The deupty leader of Ukip has slammed Conservative palns for English MPs to be given vetoes.
Paul Nuttall says the proposals panders to the culture of "back room stitch-ups."
We cannot have the tail wagging the dog.
It would create chaos where one group of MPs were being pitted against another. It would be cleaner and fairer for English only issues to be voted on by MPs in English constituencies.
It is likely that after the General Election there will be more SNP members of parliament sitting in Westminster whose concern will be Scotland and not what is best for England. In that situation these plans would add layers of process and confusion to legislating and lead to back room deals being made far away from the voters eyes.
Why are the Tories are climbing down for English only votes? Is there already a back room stitch-up?
MPs representing Scottish constituencies would be stripped of the power to "impose" income tax rate changes on the rest of the UK under a parliamentary shake-up planned by the Conservatives.
It would give an effective veto to MPs for seats in England - and Wales on some policies - over matters that are decided north of the border by the Scottish Parliament, but would still require a majority of all UK MPs to pass legislation.
Under the preferred option, only English MPs would consider the amending stages of legislation that relates only to England and have a veto via a procedure known as a legislative consent motion.
William Hague has described how English votes for English laws would work in the UK Parliament.
The former Foreign Secretary told Good Morning Britain that: "If we're proposing to change the level of health spending in England then that does have an affect on Scotland and that is for all MPs to vote on. But if we're voting on how to share out the health spending in England in the different parts of England that should require the agreement of the English MPs."
William Hague said Labour have "learnt nothing from their mistakes" as he helped launch a scathing attack on the party ahead of May's election.
"They are committed from the start to more wasteful spending, more borrowing and higher taxes," the Leader of the Commons said.
"It is in their DNA," Hague added.
British jihadists returning to the UK from Syria after becoming disillusioned with the extremists could be used to dissuade others from going to join the conflict, William Hague said.
The Leader of the Commons said authorities would be prepared to assist former-fighters, if satisfied as to their "good intentions".
His comments come amid reports that some Britons who left groups like Islamic State (IS) fear returning home in case they face arrest.
Speaking on BBC1's The Andrew Marr Show Mr Hague said:

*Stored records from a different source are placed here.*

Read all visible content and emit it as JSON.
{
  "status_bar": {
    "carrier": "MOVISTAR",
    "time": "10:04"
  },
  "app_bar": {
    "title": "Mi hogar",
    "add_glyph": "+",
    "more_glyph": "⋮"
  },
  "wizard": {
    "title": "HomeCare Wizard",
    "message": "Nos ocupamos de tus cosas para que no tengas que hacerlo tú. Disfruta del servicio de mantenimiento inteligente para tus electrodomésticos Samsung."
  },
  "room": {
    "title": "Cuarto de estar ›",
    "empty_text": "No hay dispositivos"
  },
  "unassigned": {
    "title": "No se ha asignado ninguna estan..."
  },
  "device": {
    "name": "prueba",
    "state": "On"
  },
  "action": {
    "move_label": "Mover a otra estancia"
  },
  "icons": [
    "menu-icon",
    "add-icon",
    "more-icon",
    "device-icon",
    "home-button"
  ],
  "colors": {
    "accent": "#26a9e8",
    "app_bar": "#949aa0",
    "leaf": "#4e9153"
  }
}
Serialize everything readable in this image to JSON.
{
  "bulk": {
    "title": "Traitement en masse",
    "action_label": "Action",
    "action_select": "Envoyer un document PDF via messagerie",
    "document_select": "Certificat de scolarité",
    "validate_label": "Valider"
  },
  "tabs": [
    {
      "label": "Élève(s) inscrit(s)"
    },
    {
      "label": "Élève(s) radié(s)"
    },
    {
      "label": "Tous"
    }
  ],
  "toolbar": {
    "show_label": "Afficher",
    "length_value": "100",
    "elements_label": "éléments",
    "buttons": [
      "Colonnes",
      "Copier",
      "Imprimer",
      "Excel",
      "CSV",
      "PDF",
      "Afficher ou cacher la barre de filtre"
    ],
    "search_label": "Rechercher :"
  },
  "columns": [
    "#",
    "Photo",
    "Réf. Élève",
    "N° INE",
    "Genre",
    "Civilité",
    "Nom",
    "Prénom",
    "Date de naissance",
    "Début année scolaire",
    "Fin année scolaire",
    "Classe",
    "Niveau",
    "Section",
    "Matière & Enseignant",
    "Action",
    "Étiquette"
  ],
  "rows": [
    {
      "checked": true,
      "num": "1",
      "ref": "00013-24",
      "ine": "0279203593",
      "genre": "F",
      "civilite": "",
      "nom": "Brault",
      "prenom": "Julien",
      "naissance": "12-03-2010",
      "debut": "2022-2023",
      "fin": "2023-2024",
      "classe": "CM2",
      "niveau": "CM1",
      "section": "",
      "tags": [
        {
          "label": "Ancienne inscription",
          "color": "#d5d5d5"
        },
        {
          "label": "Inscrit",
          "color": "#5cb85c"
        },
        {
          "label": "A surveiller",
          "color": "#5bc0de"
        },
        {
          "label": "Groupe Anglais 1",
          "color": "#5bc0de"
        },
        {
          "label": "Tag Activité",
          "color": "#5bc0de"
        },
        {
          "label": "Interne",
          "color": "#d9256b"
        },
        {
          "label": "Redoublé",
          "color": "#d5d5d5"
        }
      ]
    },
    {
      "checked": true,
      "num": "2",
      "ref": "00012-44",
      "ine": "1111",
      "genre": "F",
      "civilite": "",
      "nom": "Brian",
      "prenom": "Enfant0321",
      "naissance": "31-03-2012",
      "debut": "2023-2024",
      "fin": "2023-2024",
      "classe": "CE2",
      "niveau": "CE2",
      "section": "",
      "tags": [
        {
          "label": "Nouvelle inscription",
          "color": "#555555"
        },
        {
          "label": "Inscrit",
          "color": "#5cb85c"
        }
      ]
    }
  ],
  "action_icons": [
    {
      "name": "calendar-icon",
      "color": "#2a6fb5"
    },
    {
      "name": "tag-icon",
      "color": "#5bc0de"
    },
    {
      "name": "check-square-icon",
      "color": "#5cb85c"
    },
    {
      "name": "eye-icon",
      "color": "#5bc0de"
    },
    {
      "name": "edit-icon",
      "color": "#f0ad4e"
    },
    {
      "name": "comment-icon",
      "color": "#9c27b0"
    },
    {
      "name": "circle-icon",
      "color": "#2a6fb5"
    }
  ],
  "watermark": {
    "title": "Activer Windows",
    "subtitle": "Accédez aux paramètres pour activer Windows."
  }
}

Our top priority has to be the protection of the security of the people of this country, and that is why we will take action where we think people could be dangerous. But the Home Office and the police and the health service are also working together on what we can do to assist those people who come back with good intentions, but of course we have to be sure that they do have good intentions. We haven't had a lot of those people coming back yet and saying they want to be of assistance, but if they do well then of course the Government, the police, the National Health Service, will work with those people and help them to recover and to assist others.
No one political party has a "monopoly of wisdom" on the NHS, outgoing MP William Hague told Good Morning Britain.
The leader of the House of Commons said he thought the Conservative party had done "a very good job" on the NHS and insisted "we all care about the National Health Service".
Former Foreign Secretary William Hague will answer questions in the House of Commons in place of the Prime Minister tomorrow, a spokesperson in David Cameron's office confirmed.
British firms probably supplied the chemicals that have been used to make the nerve agent sarin in Syria, according to Foreign Secretary William Hague.
In a written statement to MPs he said that between 1983 and 1986 a review of the records showed a number of companies exported substances but they had legitimate uses for producing plastics and pharmaceuticals and they were not restricted under UK or international law.
He added: "From the information we hold, we judge it likely that these chemical exports by UK companies were subsequently used by Syria in their programmes to produce nerve agents, including sarin.Some of the companies involved no longer exist."
A UK chemical trader may have sourced some of the substances in question rather than producing them in the UK, he wrote.
Hague said Britain was "playing its full part" in the international effort to eliminate Syria's programme and he expected a ship carrying chemicals to be destroyed will arrive from the country next week.